This board game depends on luck a lot, so if you are one of those people who do not find any trace of luck when you roll a dice or have a lucky draw for treasure, you may feel frustrated. There is, however, some decision-making skills involved in the game. The possible risks that you can face could be interesting for adults, however, the game will attract younger audiences for sure. It is no doubt among the greatest family-board games for time travel and adventure buffs.
Anachrony is a relatively new competitive time-travel board game about the worker placement genre. You can either play it solo or enjoy it with up to 4 players. Its session time is from 30 to 120 minutes depending upon the number of players playing the game. Each player will add 30 minutes to the game, so the more the players are, the longer will be the game time.
Like many time-travel board games, the storyline of Anachromy is also a bit complex but once you get the hang of it, you will play it like a pro. The game is about the distant future when the earth is hit by an enormous meteorite that caused a massive explosion and almost destroyed the planet – almost. There are a small number of survivors who started to follow one of the four radical ideologies, referred to as Paths, to rebuild the destroyed planet. These four ideological groups were: Harmony, Progress, Dominance, and Salvation. The followers of these paths live in isolation from each group, and they can only meet in the last city left on the planet known as the Capital. Each player represents an ideological group.
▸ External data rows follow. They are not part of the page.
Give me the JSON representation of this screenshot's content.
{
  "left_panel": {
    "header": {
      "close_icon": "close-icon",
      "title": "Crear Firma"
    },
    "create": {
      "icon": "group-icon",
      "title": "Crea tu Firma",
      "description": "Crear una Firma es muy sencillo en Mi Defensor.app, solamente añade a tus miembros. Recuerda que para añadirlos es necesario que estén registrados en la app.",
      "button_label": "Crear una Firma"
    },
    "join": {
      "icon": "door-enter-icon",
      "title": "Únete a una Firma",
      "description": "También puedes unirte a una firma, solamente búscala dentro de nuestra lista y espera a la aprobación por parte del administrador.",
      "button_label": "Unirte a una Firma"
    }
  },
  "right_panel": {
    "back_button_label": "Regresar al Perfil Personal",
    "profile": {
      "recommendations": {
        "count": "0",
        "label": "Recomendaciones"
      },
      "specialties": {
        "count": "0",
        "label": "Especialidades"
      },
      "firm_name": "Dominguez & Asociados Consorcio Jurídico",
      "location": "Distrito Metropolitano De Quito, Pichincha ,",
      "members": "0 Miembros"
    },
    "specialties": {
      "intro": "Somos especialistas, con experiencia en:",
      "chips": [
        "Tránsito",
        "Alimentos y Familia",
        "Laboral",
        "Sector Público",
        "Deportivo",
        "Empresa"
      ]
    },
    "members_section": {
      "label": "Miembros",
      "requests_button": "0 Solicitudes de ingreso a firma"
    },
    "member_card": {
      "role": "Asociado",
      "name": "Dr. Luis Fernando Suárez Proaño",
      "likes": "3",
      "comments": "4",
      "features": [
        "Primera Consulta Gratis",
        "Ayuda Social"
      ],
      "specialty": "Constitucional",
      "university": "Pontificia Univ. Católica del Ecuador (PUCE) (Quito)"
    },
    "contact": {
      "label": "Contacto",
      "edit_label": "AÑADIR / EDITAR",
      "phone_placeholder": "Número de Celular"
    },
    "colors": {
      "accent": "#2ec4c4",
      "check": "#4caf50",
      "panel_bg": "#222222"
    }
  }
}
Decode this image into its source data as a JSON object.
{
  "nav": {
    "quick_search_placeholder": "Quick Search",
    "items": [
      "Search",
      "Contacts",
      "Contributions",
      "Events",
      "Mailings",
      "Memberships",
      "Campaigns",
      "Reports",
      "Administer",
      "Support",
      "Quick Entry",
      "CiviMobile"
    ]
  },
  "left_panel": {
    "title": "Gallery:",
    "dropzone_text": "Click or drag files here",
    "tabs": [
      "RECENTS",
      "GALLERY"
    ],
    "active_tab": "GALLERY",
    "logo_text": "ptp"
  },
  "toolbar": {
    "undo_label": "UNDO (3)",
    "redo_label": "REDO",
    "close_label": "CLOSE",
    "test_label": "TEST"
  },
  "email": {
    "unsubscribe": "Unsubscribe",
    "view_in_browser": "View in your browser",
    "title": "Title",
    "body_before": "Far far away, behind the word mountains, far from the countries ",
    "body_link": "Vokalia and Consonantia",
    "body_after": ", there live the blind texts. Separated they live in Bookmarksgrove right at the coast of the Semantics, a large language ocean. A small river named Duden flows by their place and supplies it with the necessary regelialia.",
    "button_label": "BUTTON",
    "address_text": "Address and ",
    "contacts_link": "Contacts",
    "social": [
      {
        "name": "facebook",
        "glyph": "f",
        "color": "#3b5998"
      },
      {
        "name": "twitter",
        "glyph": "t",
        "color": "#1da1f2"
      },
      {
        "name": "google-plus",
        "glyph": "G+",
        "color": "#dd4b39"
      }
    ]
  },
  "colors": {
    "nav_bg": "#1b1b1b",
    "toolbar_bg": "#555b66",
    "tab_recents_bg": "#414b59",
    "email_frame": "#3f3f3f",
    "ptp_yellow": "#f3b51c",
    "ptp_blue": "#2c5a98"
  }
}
Among the debris, these groups found a rare metal called Neutronium that could be used in time traveling. Using Neutronium the survivors will have to warn their ancestors about the meteorite. The players, representing an ideological path each, are competing for resources where only one of them can win. To win you need to score points in a few ways, like building your base facilities, gathering the supplies needed to evacuate when the meteorite hits, increasing your morale, and time traveling. The player who has the most victory points at the end of the game wins.
It could be not so easy, and a little overwhelming to some players initially, as it requires several systems and mechanics to learn. Also, it’s an expensive game as it doesn’t look complete without the Exosuit expansion, which is an extra cost. However, if you ignore these downsides, Anachrony is an excellent example of the worker placement genre. The single-player mode, referred to as Chronobot, challenges you to play with you when no other person is! If you like board games where players don’t need to directly conflict with each other, you may love this one too.
Not every time-travel board game is worth your time. The best games have an interesting storyline, visually appealing characters, good quality game components, and are worth every dollar you paid for, those are the ones you should always go for. So, from the time travel board games listed above, which one is going to be your favorite? You will have to play all of them to find out!